A year into the most politically- and brand-charged period in American history, a new poll of CMOs finds most of them believe they should keep their distance from politically-charged issues.
Eighty-three percent of 178 executives responding to the just-released February 2018 edition of The CMO Survey answered “no” to the question, “Do you believe it is appropriate for your brand to take a stance on politically charged issues.”
The findings of the survey, conducted by Duke University's Fuqua School of Business, are even more pronounced than those of other studies, including one conducted in early 2017 by Advertiser Perceptions for MediaPost,.
But averages can be misleading, because the study shows that marketers in different categories have more or less elasticity when it comes to associating their brands with political issues.

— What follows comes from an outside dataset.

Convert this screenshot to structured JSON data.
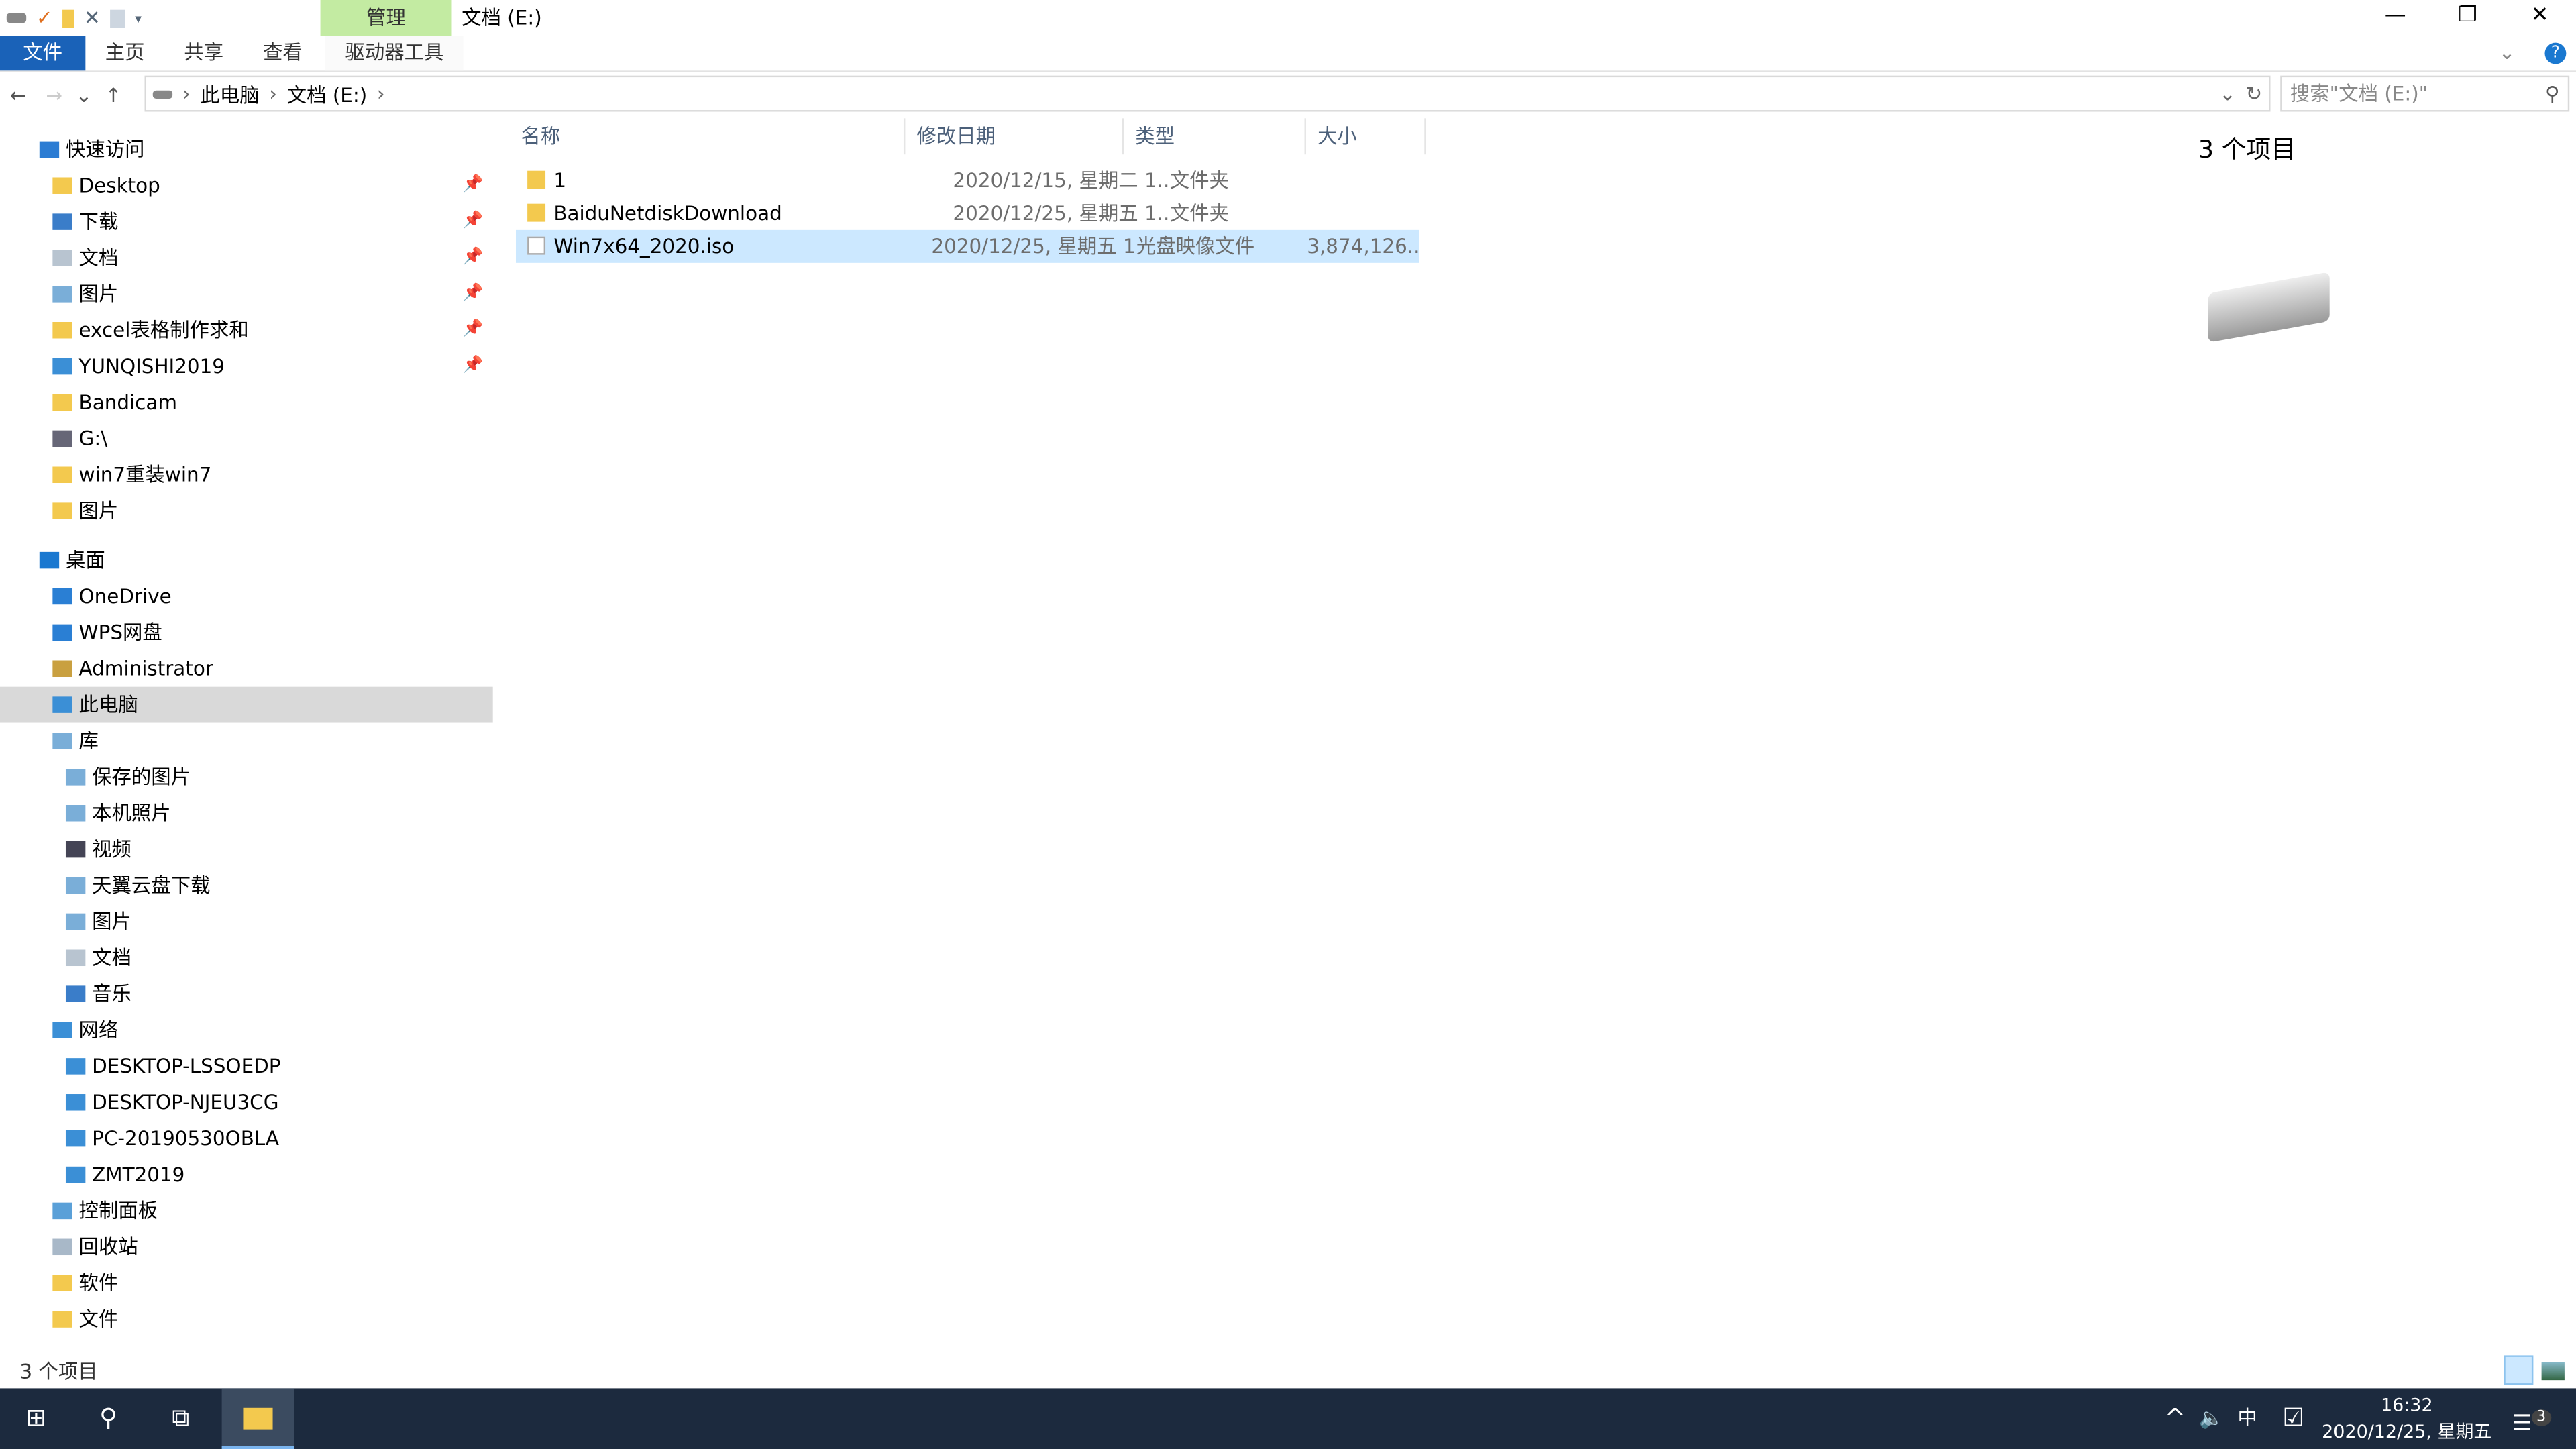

Not surprisingly, brands in categories involving a fair amount of policy of issues oriented marketing, were more prone to find it acceptable, including Education, Banking/Financial, Energy, and Retail/Wholesale. On that last point, retail brands have been especially visible and vocal in public debates surrounding the Trump Administration, including Nordstrom, Patagonia, etc.
Categories eschewing politics altogether include Consumer Services, Mining and Transportation.